What happens on the date you cease to be a tax resident in South Africa?
When you cease to be a tax resident of South Africa, the South African Income Tax Act determines that you’ve disposed of all your assets for CGT purposes. This means you become liable for CGT on your assets (even though you don’t really dispose of them). This can have a large financial impact when planning for emigration, and should be considered carefully.
How can you change your South African tax residency status from a resident to a non-resident?
To classify as a non-resident for tax purposes in South Africa, you must ensure that you don’t meet the requirements.
Changing your tax residency status means making an application at SARS. Each case will be evaluated based on its own merits.
Do I need to pay tax in South Africa if I work overseas?
If you are a tax resident of South Africa but work abroad, you may qualify for the foreign employment income exemption contained in Section 10(1)(o)(ii) of the South African Income Tax Act, 1962 (Act No. 58 of 1962) .
Do you qualify for foreign employment income tax exemption?
The South African Income Tax Act has certain requirements that need to be met before the foreign employment income exemption becomes a possibility for you.
- With the current legislation, the exemption will apply in respect of work done outside South Africa for, or on behalf of, an employer – if you are outside South Africa for a period (or periods) exceeding 183 days in total, during any twelve-month period beginning or ending during a tax year of which
- 60 days had to be continuous
As of 1 March 2020 the application of this exemption will be limited. The amendment provides for a cap on the exemption to the first R1 000 000 earned abroad. That means that all foreign employment income earned by a South African tax resident will be taxable in South Africa, subject to double taxation agreements with other countries, but only if it exceeds R1 000 000 during any tax year.
Note – a double taxation agreement is an international agreement reached between different countries. It prevent amounts from being taxed twice due to it being taxable in the countries in question. All the Double Taxation Agreements that South Africa are part of are listed on the South African Revenue Services website (sars.gov.za).
We deal with all South African banks, insurance and investment companies, pension funds and other related financial institutions.
As a South African living or planning to live abroad, you need to determine if you should pay tax in South Africa once you’ve moved offshore. Because South Africa has a residence-based tax system, persons who are a “resident” in South Africa (for tax purposes) are taxed on their worldwide income, subject to certain exclusions.
Not everyone understands tax clearance and how it works. Unfortunately, most South Africans get a bitter taste in their mouths when the subject of tax arises, but in most cases if you want to move your money abroad, you will inevitably have to deal with SARS.
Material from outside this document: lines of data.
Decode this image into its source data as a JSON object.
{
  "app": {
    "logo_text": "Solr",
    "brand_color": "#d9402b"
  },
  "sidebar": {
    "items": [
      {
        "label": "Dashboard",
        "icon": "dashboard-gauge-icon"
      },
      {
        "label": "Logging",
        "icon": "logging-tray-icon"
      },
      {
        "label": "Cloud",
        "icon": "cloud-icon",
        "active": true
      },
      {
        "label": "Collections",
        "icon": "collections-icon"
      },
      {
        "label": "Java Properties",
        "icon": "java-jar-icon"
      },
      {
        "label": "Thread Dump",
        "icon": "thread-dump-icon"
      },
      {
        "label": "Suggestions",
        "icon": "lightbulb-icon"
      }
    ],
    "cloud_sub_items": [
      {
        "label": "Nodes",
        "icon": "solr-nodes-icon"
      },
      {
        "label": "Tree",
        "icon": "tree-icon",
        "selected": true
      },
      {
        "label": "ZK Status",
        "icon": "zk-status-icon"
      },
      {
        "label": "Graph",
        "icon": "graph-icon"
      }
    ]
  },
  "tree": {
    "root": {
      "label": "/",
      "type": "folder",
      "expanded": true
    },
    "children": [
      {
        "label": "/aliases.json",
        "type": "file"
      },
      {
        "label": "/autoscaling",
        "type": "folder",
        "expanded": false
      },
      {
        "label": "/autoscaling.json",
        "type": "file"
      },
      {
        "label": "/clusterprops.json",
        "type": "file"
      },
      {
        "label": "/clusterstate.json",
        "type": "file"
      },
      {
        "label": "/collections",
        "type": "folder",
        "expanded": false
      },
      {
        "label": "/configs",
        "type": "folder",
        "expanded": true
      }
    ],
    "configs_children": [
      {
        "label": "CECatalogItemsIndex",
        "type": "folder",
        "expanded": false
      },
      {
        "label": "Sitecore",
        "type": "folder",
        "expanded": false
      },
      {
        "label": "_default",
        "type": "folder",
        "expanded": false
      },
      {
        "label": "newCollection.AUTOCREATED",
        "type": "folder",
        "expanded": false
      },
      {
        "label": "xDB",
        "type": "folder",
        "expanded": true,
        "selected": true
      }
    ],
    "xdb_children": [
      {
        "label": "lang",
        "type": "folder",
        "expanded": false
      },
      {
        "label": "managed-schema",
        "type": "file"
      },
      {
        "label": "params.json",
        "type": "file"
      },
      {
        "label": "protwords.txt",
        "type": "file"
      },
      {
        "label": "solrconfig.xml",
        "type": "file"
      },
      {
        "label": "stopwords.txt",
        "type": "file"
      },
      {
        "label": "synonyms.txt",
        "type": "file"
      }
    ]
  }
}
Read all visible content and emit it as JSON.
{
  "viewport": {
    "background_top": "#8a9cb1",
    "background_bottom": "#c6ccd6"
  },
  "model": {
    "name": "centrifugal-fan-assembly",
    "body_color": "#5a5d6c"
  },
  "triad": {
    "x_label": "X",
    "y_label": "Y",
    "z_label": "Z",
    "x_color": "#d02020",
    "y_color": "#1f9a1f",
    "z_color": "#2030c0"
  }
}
Many people who have emigrated from South Africa aren’t aware of their rights and the possible tax relief available to them if SA has a Double Tax Agreement (DTA) with their new country of residence.